WHAT TO DO> Exactly as they stand, set down the following records once more.

DATA PROVIDED>
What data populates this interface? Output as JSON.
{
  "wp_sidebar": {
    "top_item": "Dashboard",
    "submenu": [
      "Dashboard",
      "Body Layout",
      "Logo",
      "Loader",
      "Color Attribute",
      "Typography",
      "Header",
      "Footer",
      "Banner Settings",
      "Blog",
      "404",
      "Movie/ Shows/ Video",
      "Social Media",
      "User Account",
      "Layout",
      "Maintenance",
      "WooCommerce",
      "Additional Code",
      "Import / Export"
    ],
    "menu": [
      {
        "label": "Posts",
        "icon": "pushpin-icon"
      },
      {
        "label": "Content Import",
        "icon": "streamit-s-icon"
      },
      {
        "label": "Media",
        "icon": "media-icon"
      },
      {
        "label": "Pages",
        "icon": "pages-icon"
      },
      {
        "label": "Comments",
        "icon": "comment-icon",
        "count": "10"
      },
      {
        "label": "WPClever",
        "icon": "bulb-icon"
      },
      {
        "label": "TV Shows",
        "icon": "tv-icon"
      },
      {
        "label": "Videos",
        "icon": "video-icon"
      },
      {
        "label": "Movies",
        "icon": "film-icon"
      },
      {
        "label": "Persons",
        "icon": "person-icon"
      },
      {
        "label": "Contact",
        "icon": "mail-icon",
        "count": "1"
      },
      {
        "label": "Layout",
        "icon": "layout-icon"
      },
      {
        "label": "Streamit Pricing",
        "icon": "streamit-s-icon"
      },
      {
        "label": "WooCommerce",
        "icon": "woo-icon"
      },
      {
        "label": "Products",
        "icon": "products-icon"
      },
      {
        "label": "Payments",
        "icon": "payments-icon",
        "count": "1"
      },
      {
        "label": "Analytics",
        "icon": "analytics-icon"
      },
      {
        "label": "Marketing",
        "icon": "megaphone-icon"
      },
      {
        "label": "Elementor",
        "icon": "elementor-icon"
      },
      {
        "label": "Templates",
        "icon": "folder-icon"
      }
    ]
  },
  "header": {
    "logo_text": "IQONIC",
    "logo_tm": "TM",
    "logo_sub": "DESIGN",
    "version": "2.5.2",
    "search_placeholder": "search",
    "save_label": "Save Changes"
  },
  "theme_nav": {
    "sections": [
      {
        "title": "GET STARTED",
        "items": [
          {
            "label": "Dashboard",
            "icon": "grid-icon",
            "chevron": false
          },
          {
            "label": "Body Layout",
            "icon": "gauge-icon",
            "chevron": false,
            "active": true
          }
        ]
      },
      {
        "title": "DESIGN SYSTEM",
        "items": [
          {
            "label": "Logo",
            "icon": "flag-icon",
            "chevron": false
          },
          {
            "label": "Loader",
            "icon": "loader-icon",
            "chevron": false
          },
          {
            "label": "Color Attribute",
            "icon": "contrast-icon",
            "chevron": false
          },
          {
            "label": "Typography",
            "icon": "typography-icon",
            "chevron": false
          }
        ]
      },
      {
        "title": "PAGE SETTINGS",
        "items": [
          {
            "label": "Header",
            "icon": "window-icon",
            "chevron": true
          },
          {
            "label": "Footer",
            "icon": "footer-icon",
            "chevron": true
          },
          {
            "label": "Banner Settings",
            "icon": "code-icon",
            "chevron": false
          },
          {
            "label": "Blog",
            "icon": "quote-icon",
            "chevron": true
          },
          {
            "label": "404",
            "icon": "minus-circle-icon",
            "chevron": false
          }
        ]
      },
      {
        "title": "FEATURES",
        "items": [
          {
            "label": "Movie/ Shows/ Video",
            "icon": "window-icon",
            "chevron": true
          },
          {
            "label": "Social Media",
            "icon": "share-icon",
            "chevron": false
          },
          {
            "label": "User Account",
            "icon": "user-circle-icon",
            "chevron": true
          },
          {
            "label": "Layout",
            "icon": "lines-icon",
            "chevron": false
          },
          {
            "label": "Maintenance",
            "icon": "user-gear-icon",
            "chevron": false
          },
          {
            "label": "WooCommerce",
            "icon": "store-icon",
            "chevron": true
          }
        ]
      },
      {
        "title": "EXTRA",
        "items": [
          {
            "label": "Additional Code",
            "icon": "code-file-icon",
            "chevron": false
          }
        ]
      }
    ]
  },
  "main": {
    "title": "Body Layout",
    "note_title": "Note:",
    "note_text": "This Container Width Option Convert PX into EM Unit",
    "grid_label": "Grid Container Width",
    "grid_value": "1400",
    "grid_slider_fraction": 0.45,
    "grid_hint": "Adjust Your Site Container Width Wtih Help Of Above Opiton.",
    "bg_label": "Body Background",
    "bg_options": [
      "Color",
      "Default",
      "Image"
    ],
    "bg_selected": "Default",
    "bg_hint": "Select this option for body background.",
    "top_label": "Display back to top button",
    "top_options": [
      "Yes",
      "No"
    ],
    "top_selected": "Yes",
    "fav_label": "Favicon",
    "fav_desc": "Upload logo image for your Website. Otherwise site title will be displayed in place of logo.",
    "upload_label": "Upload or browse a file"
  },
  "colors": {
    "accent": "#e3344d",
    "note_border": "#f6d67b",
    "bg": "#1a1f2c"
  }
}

EXERCISE SOLUTION>
What data populates this interface? Output as JSON.
{
  "wp_sidebar": {
    "top_item": "Dashboard",
    "submenu": [
      "Dashboard",
      "Body Layout",
      "Logo",
      "Loader",
      "Color Attribute",
      "Typography",
      "Header",
      "Footer",
      "Banner Settings",
      "Blog",
      "404",
      "Movie/ Shows/ Video",
      "Social Media",
      "User Account",
      "Layout",
      "Maintenance",
      "WooCommerce",
      "Additional Code",
      "Import / Export"
    ],
    "menu": [
      {
        "label": "Posts",
        "icon": "pushpin-icon"
      },
      {
        "label": "Content Import",
        "icon": "streamit-s-icon"
      },
      {
        "label": "Media",
        "icon": "media-icon"
      },
      {
        "label": "Pages",
        "icon": "pages-icon"
      },
      {
        "label": "Comments",
        "icon": "comment-icon",
        "count": "10"
      },
      {
        "label": "WPClever",
        "icon": "bulb-icon"
      },
      {
        "label": "TV Shows",
        "icon": "tv-icon"
      },
      {
        "label": "Videos",
        "icon": "video-icon"
      },
      {
        "label": "Movies",
        "icon": "film-icon"
      },
      {
        "label": "Persons",
        "icon": "person-icon"
      },
      {
        "label": "Contact",
        "icon": "mail-icon",
        "count": "1"
      },
      {
        "label": "Layout",
        "icon": "layout-icon"
      },
      {
        "label": "Streamit Pricing",
        "icon": "streamit-s-icon"
      },
      {
        "label": "WooCommerce",
        "icon": "woo-icon"
      },
      {
        "label": "Products",
        "icon": "products-icon"
      },
      {
        "label": "Payments",
        "icon": "payments-icon",
        "count": "1"
      },
      {
        "label": "Analytics",
        "icon": "analytics-icon"
      },
      {
        "label": "Marketing",
        "icon": "megaphone-icon"
      },
      {
        "label": "Elementor",
        "icon": "elementor-icon"
      },
      {
        "label": "Templates",
        "icon": "folder-icon"
      }
    ]
  },
  "header": {
    "logo_text": "IQONIC",
    "logo_tm": "TM",
    "logo_sub": "DESIGN",
    "version": "2.5.2",
    "search_placeholder": "search",
    "save_label": "Save Changes"
  },
  "theme_nav": {
    "sections": [
      {
        "title": "GET STARTED",
        "items": [
          {
            "label": "Dashboard",
            "icon": "grid-icon",
            "chevron": false
          },
          {
            "label": "Body Layout",
            "icon": "gauge-icon",
            "chevron": false,
            "active": true
          }
        ]
      },
      {
        "title": "DESIGN SYSTEM",
        "items": [
          {
            "label": "Logo",
            "icon": "flag-icon",
            "chevron": false
          },
          {
            "label": "Loader",
            "icon": "loader-icon",
            "chevron": false
          },
          {
            "label": "Color Attribute",
            "icon": "contrast-icon",
            "chevron": false
          },
          {
            "label": "Typography",
            "icon": "typography-icon",
            "chevron": false
          }
        ]
      },
      {
        "title": "PAGE SETTINGS",
        "items": [
          {
            "label": "Header",
            "icon": "window-icon",
            "chevron": true
          },
          {
            "label": "Footer",
            "icon": "footer-icon",
            "chevron": true
          },
          {
            "label": "Banner Settings",
            "icon": "code-icon",
            "chevron": false
          },
          {
            "label": "Blog",
            "icon": "quote-icon",
            "chevron": true
          },
          {
            "label": "404",
            "icon": "minus-circle-icon",
            "chevron": false
          }
        ]
      },
      {
        "title": "FEATURES",
        "items": [
          {
            "label": "Movie/ Shows/ Video",
            "icon": "window-icon",
            "chevron": true
          },
          {
            "label": "Social Media",
            "icon": "share-icon",
            "chevron": false
          },
          {
            "label": "User Account",
            "icon": "user-circle-icon",
            "chevron": true
          },
          {
            "label": "Layout",
            "icon": "lines-icon",
            "chevron": false
          },
          {
            "label": "Maintenance",
            "icon": "user-gear-icon",
            "chevron": false
          },
          {
            "label": "WooCommerce",
            "icon": "store-icon",
            "chevron": true
          }
        ]
      },
      {
        "title": "EXTRA",
        "items": [
          {
            "label": "Additional Code",
            "icon": "code-file-icon",
            "chevron": false
          }
        ]
      }
    ]
  },
  "main": {
    "title": "Body Layout",
    "note_title": "Note:",
    "note_text": "This Container Width Option Convert PX into EM Unit",
    "grid_label": "Grid Container Width",
    "grid_value": "1400",
    "grid_slider_fraction": 0.45,
    "grid_hint": "Adjust Your Site Container Width Wtih Help Of Above Opiton.",
    "bg_label": "Body Background",
    "bg_options": [
      "Color",
      "Default",
      "Image"
    ],
    "bg_selected": "Default",
    "bg_hint": "Select this option for body background.",
    "top_label": "Display back to top button",
    "top_options": [
      "Yes",
      "No"
    ],
    "top_selected": "Yes",
    "fav_label": "Favicon",
    "fav_desc": "Upload logo image for your Website. Otherwise site title will be displayed in place of logo.",
    "upload_label": "Upload or browse a file"
  },
  "colors": {
    "accent": "#e3344d",
    "note_border": "#f6d67b",
    "bg": "#1a1f2c"
  }
}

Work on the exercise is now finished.